Belmont Citizens Forum bike path pamphlet stirs controversy

BCH reported this week that the pamphlet distributed recently by the Belmont Citizens Forum is “stirring controversy.”

So, just FYI, if you’re wondering if your town has a NIMBY problem, terms like “controversial” and  “bike path” popping up in close proximity to one another in the town paper are a good sign that, in fact, you do!

That said, I suppose I can see Rep. Brownsberger’s point that the pamphlet (which I read and enjoyed) presents a vision of the finished path when, in reality, the details of what the path will look like and where it will run are very much open to study and debate. More distressing were the comments of Channing Road residents, which are filled with the kind of amorphous fears of  big city drug pushers and thugs that have  been used in chichi towns like Weston to veto or fight bike path- or commuter rail extensions into their towns. My favorite quote in the article comes from Channing Road resident Bruce MacKinnon in reference to the current unsightly scrub land that runs between his back yard and the tracks. “Kids drinking and the swearing back there goes with the territory, but now they want to put a bike path in there!” My GOD. They want to bring middle class people in to exercise back there! What’s next? Orgies?
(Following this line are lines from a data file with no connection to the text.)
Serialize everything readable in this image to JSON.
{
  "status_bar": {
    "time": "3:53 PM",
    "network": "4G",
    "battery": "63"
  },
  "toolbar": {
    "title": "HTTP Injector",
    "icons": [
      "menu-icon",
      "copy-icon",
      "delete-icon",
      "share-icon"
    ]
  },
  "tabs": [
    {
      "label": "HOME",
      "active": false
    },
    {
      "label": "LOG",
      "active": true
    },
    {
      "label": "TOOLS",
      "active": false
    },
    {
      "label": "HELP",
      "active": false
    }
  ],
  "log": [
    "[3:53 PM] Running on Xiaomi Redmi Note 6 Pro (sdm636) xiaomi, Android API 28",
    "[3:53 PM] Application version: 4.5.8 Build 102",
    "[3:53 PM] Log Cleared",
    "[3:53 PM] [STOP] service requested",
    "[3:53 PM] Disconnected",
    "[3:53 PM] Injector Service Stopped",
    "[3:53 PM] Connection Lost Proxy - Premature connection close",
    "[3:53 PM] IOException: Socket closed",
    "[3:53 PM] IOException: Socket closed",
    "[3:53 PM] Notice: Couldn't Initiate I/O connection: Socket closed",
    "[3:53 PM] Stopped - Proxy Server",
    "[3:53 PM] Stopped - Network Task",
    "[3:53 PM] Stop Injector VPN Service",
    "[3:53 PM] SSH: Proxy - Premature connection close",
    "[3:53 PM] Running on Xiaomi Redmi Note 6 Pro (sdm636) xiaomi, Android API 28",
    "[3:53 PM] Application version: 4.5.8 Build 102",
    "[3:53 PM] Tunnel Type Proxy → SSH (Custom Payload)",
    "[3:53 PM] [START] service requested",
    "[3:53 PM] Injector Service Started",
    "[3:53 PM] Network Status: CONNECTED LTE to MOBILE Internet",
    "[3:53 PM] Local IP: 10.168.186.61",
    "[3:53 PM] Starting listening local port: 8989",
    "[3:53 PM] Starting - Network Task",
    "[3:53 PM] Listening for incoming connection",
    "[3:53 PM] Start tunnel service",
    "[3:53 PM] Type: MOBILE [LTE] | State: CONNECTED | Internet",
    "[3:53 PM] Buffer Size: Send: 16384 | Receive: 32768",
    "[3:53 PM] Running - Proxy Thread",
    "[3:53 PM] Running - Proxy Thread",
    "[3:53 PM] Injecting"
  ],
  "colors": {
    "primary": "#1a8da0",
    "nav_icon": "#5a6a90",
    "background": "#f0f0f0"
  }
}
Let me just say that I run the Minuteman Trail at least once a week. I’ve run it all the way from Alewife to Concord and here’s what i’ve seen – and in great numbers: People biking. People walking. Couples strolling with their kids. Teenagers  and younger children on bikes riding – free and unafraid of being hit and killed by clueless drivers. Businesses — bike shops and cafes — posting signs on the path to attract the crowds to their shops. Bird watchers. Here’s what I haven’t seen: anybody who looks even remotely like a drug dealer, homeless person or active member of the Crips, Bloods or MS-13. Bike paths are infrastructure – and they’re clean, beautiful, community building, good for business -good for the environment infrastructure. The short jump from the current bike path terminus on Brighton to Belmont Center might seem like a small matter, but it isn’t: there are plans for a shared-use bicycle and pedestrian path that extends beyond Belmont Center and running, someday, all the way west to Northhampton. Let’s put fear on the shelf just for once, Belmont, and actually make this happen. OK?